Some people - who may have been pulling my leg - have told me they miss Read’em & Eats, so I am revivifying my Frankenstein. More correctly my Frankenstein’s monster. See, I’m still a pedant.
I paused the blog because I found myself repeatedly writing about my mother’s decline, amid other personal chaos. In short, I felt that all I was writing about was how to hang on by your fingernails. I grew weary of that and feared you did too, Reader.
Three years later I have a firmer foothold on things. I think.
I scattered my mother’s ashes on the crocus lawn at Golders Green Crematorium. I have no belief in an afterlife, but I do like the gentle symmetry of having taken her home to the London that she loved, to her parents and sister. I don’t believe in “closure”. I do believe in scar tissue. It’s a sign of healing, and it’s tougher than the original. Watching my mother’s grey dust swirl away gave me a bittersweet sense of a task completed as best I could though perhaps to no effect.
Last October the little dog (best boyfriend EVER) and I moved to Port Hope. This is not what I wanted, worked or hoped for, but that does not not mean it is bad. Politics and life are arts of the possible, or as I repeatedly tell my friends, “it’s all about having a Plan B”.
I’m now on Plan M. I have made it through my first winter, which is when I feared I might die of loneliness. There has been a steady stream of visitors and new friends found. I am unutterably grateful for both.
Now Reader, I know the question you most want answered is, what’s for lunch?
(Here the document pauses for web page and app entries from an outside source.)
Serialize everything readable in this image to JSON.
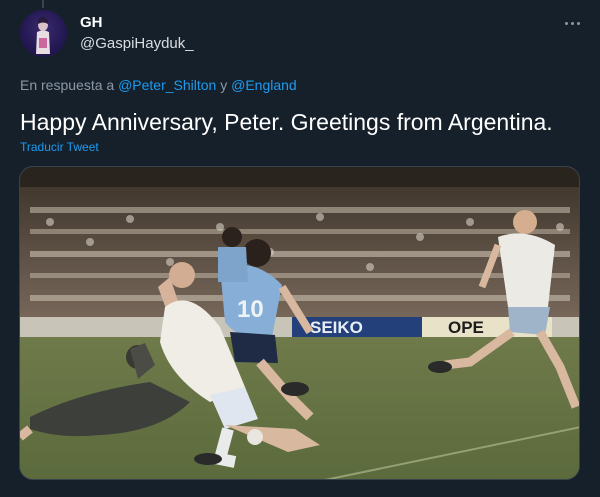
{
  "tweet": {
    "author": {
      "display_name": "GH",
      "handle": "@GaspiHayduk_",
      "avatar_icon": "avatar-photo"
    },
    "more_icon": "more-horizontal-icon",
    "reply": {
      "prefix": "En respuesta a",
      "mention_1": "@Peter_Shilton",
      "connector": "y",
      "mention_2": "@England"
    },
    "text": "Happy Anniversary, Peter. Greetings from Argentina.",
    "translate_label": "Traducir Tweet",
    "media": {
      "type": "photo",
      "board_text_1": "SEIKO",
      "board_text_2": "OPE",
      "shirt_number": "10"
    }
  },
  "colors": {
    "background": "#15202b",
    "primary_text": "#ffffff",
    "secondary_text": "#8b98a5",
    "link": "#1d9bf0"
  }
}
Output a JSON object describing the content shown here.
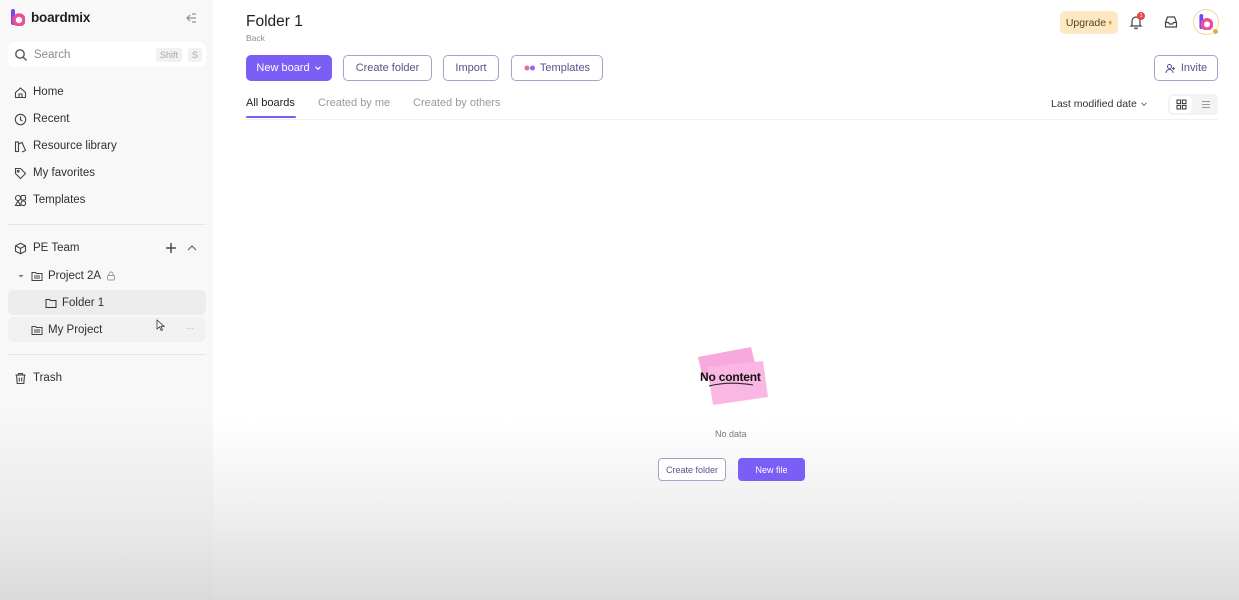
{
  "app": {
    "name": "boardmix",
    "accent": "#7b5ef5"
  },
  "sidebar": {
    "search": {
      "placeholder": "Search",
      "shortcut_key1": "Shift",
      "shortcut_key2": "S"
    },
    "nav": [
      {
        "label": "Home",
        "icon": "home-icon"
      },
      {
        "label": "Recent",
        "icon": "clock-icon"
      },
      {
        "label": "Resource library",
        "icon": "library-icon"
      },
      {
        "label": "My favorites",
        "icon": "tag-icon"
      },
      {
        "label": "Templates",
        "icon": "templates-icon"
      }
    ],
    "team": {
      "label": "PE Team",
      "icon": "cube-icon"
    },
    "tree": [
      {
        "label": "Project 2A",
        "icon": "project-folder-icon",
        "locked": true,
        "expanded": true
      },
      {
        "label": "Folder 1",
        "icon": "folder-icon",
        "selected": true
      },
      {
        "label": "My Project",
        "icon": "project-folder-icon",
        "more": "..."
      }
    ],
    "trash": {
      "label": "Trash",
      "icon": "trash-icon"
    }
  },
  "header": {
    "title": "Folder 1",
    "back": "Back",
    "upgrade": "Upgrade",
    "notifications_count": "1"
  },
  "toolbar": {
    "new_board": "New board",
    "create_folder": "Create folder",
    "import": "Import",
    "templates": "Templates",
    "invite": "Invite"
  },
  "tabs": [
    {
      "label": "All boards",
      "active": true
    },
    {
      "label": "Created by me",
      "active": false
    },
    {
      "label": "Created by others",
      "active": false
    }
  ],
  "sort": {
    "label": "Last modified date"
  },
  "view": {
    "active": "grid"
  },
  "empty": {
    "sticker_text": "No content",
    "message": "No data",
    "create_folder": "Create folder",
    "new_file": "New file"
  }
}
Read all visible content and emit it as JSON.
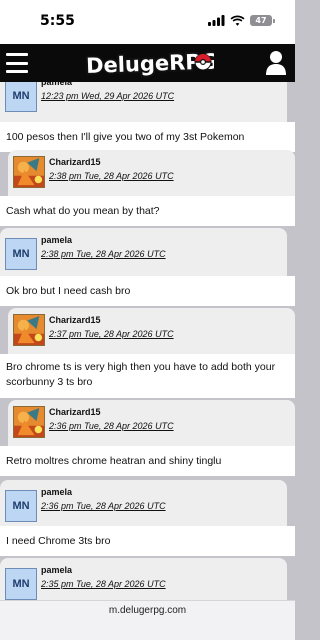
{
  "status_bar": {
    "time": "5:55",
    "battery": "47"
  },
  "header": {
    "logo_text": "DelugeRPG"
  },
  "messages": [
    {
      "user": "pamela",
      "avatar": "MN",
      "time": "12:23 pm Wed, 29 Apr 2026 UTC",
      "text": "100 pesos then I'll give you two of my 3st Pokemon"
    },
    {
      "user": "Charizard15",
      "time": "2:38 pm Tue, 28 Apr 2026 UTC",
      "text": "Cash what do you mean by that?"
    },
    {
      "user": "pamela",
      "avatar": "MN",
      "time": "2:38 pm Tue, 28 Apr 2026 UTC",
      "text": "Ok bro but I need cash bro"
    },
    {
      "user": "Charizard15",
      "time": "2:37 pm Tue, 28 Apr 2026 UTC",
      "text": "Bro chrome ts is very high then you have to add both your scorbunny 3 ts bro"
    },
    {
      "user": "Charizard15",
      "time": "2:36 pm Tue, 28 Apr 2026 UTC",
      "text": "Retro moltres chrome heatran and shiny tinglu"
    },
    {
      "user": "pamela",
      "avatar": "MN",
      "time": "2:36 pm Tue, 28 Apr 2026 UTC",
      "text": "I need Chrome 3ts bro"
    },
    {
      "user": "pamela",
      "avatar": "MN",
      "time": "2:35 pm Tue, 28 Apr 2026 UTC",
      "text": ""
    }
  ],
  "url_bar": {
    "url": "m.delugerpg.com"
  },
  "colors": {
    "header_bg": "#0a0a0a",
    "page_bg": "#c3c3c9",
    "card_head_bg": "#eeeeee",
    "avatar_bg": "#bcd6f3"
  }
}
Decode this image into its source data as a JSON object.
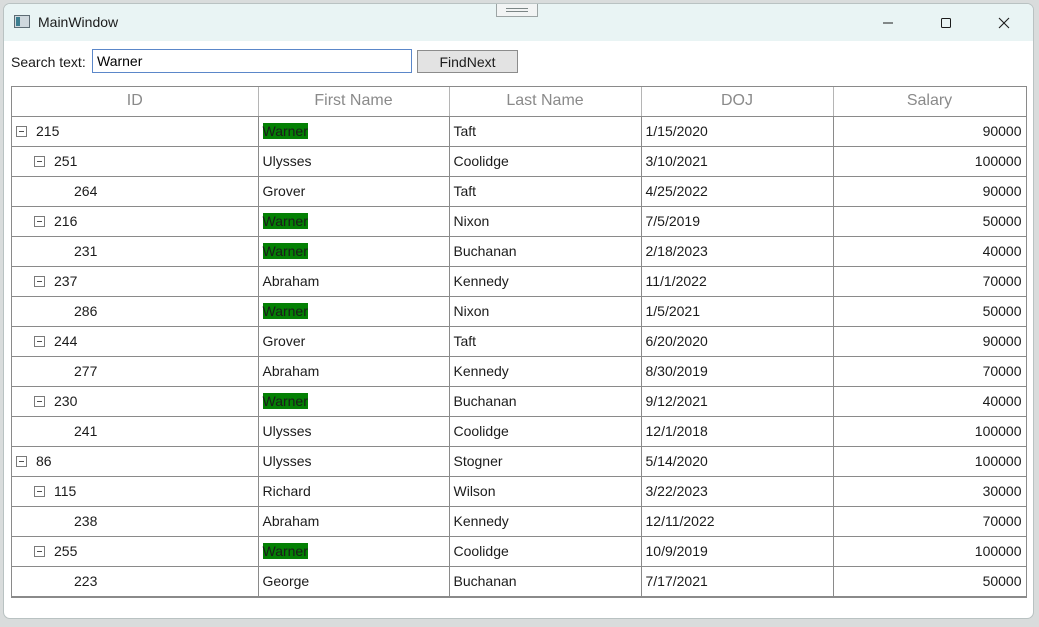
{
  "window": {
    "title": "MainWindow"
  },
  "search": {
    "label": "Search text:",
    "value": "Warner",
    "button": "FindNext"
  },
  "colors": {
    "highlight": "#048004",
    "accent": "#5b87c9"
  },
  "columns": [
    "ID",
    "First Name",
    "Last Name",
    "DOJ",
    "Salary"
  ],
  "rows": [
    {
      "level": 0,
      "expandable": true,
      "id": "215",
      "first": "Warner",
      "last": "Taft",
      "doj": "1/15/2020",
      "salary": "90000",
      "match": true
    },
    {
      "level": 1,
      "expandable": true,
      "id": "251",
      "first": "Ulysses",
      "last": "Coolidge",
      "doj": "3/10/2021",
      "salary": "100000",
      "match": false
    },
    {
      "level": 2,
      "expandable": false,
      "id": "264",
      "first": "Grover",
      "last": "Taft",
      "doj": "4/25/2022",
      "salary": "90000",
      "match": false
    },
    {
      "level": 1,
      "expandable": true,
      "id": "216",
      "first": "Warner",
      "last": "Nixon",
      "doj": "7/5/2019",
      "salary": "50000",
      "match": true
    },
    {
      "level": 2,
      "expandable": false,
      "id": "231",
      "first": "Warner",
      "last": "Buchanan",
      "doj": "2/18/2023",
      "salary": "40000",
      "match": true
    },
    {
      "level": 1,
      "expandable": true,
      "id": "237",
      "first": "Abraham",
      "last": "Kennedy",
      "doj": "11/1/2022",
      "salary": "70000",
      "match": false
    },
    {
      "level": 2,
      "expandable": false,
      "id": "286",
      "first": "Warner",
      "last": "Nixon",
      "doj": "1/5/2021",
      "salary": "50000",
      "match": true
    },
    {
      "level": 1,
      "expandable": true,
      "id": "244",
      "first": "Grover",
      "last": "Taft",
      "doj": "6/20/2020",
      "salary": "90000",
      "match": false
    },
    {
      "level": 2,
      "expandable": false,
      "id": "277",
      "first": "Abraham",
      "last": "Kennedy",
      "doj": "8/30/2019",
      "salary": "70000",
      "match": false
    },
    {
      "level": 1,
      "expandable": true,
      "id": "230",
      "first": "Warner",
      "last": "Buchanan",
      "doj": "9/12/2021",
      "salary": "40000",
      "match": true
    },
    {
      "level": 2,
      "expandable": false,
      "id": "241",
      "first": "Ulysses",
      "last": "Coolidge",
      "doj": "12/1/2018",
      "salary": "100000",
      "match": false
    },
    {
      "level": 0,
      "expandable": true,
      "id": "86",
      "first": "Ulysses",
      "last": "Stogner",
      "doj": "5/14/2020",
      "salary": "100000",
      "match": false
    },
    {
      "level": 1,
      "expandable": true,
      "id": "115",
      "first": "Richard",
      "last": "Wilson",
      "doj": "3/22/2023",
      "salary": "30000",
      "match": false
    },
    {
      "level": 2,
      "expandable": false,
      "id": "238",
      "first": "Abraham",
      "last": "Kennedy",
      "doj": "12/11/2022",
      "salary": "70000",
      "match": false
    },
    {
      "level": 1,
      "expandable": true,
      "id": "255",
      "first": "Warner",
      "last": "Coolidge",
      "doj": "10/9/2019",
      "salary": "100000",
      "match": true
    },
    {
      "level": 2,
      "expandable": false,
      "id": "223",
      "first": "George",
      "last": "Buchanan",
      "doj": "7/17/2021",
      "salary": "50000",
      "match": false
    }
  ]
}
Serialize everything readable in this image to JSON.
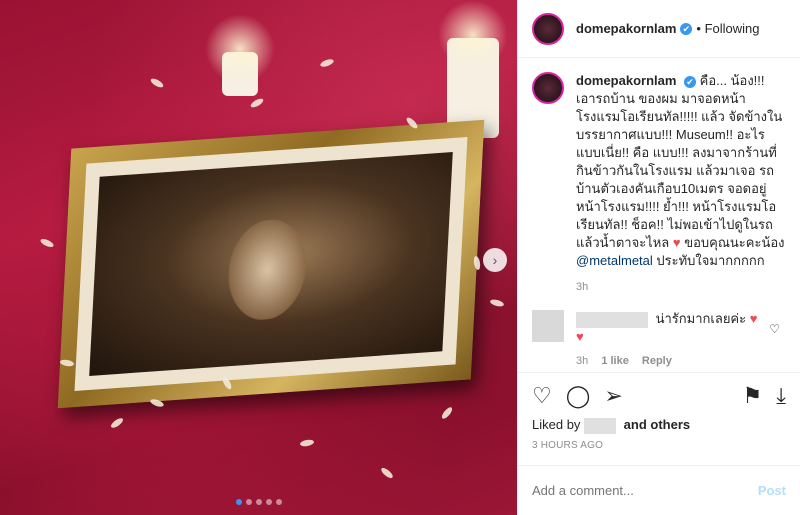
{
  "header": {
    "username": "domepakornlam",
    "verified_icon": "✔",
    "follow_label": "• Following"
  },
  "caption": {
    "username": "domepakornlam",
    "text": "คือ... น้อง!!! เอารถบ้าน ของผม มาจอดหน้า โรงแรมโอเรียนทัล!!!!! แล้ว จัดข้างในบรรยากาศแบบ!!! Museum!! อะไรแบบเนี่ย!! คือ แบบ!!! ลงมาจากร้านที่กินข้าวกันในโรงแรม แล้วมาเจอ รถบ้านตัวเองคันเกือบ10เมตร จอดอยู่หน้าโรงแรม!!!! ย้ำ!!! หน้าโรงแรมโอเรียนทัล!! ช็อค!! ไม่พอเข้าไปดูในรถแล้วน้ำตาจะไหล",
    "text_after_heart": " ขอบคุณนะคะน้อง ",
    "mention": "@metalmetal",
    "closing": " ประทับใจมากกกกก",
    "time": "3h"
  },
  "comments": [
    {
      "text": "น่ารักมากเลยค่ะ",
      "time": "3h",
      "likes": "1 like",
      "reply": "Reply"
    },
    {
      "text": ""
    }
  ],
  "likes": {
    "prefix": "Liked by",
    "suffix": "and others"
  },
  "timestamp": "3 HOURS AGO",
  "add_comment": {
    "placeholder": "Add a comment...",
    "post_label": "Post"
  },
  "carousel": {
    "total": 5,
    "active": 1
  },
  "colors": {
    "verified": "#3897f0",
    "heart": "#ed4956",
    "post_disabled": "#b2dffc"
  }
}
Today it is Coronation Chicken Salad, The Hairy Bikers’ Recipe. If I weren’t eating alone I would have it with a rosé. Sunday I’m having some of my new townsfolk for drinks and nibbles. Among the things I will serve is a ricotta, prosciutto, garlic and basil dip that I first made for a long ago boyfriend (two legs, bad).
I hope to resume posting once a month. I’m thinking about things such as how to use up a whole container of buttermilk, my favourite picnics and my very own all Canadian brunch. I welcome suggestions. Now for things to read. . .
A Triumvirate of Titles
When my mum was ill I found it hard to read. I played countless games of solitaire on my iPod. Immediately after the move I found it easier to knit than read (a cardigan, a pullover and and a shawl). Nonetheless I have been reading over the the last three years. These are the three titles that come immediately to mind. Life After Life by Kate Atkinson, definitely a desert island book for me - this won lots of awards and was widely reviewed, so I won’t explain further. I gave multiple friends Penelope Lively’s essays on aging Dancing Fish and Ammonites for Christmas a couple of years ago. Iris Origo’s War in Val D’Orcia is a memoir that should be ranked with Robert Graves’ Goodbye to All That.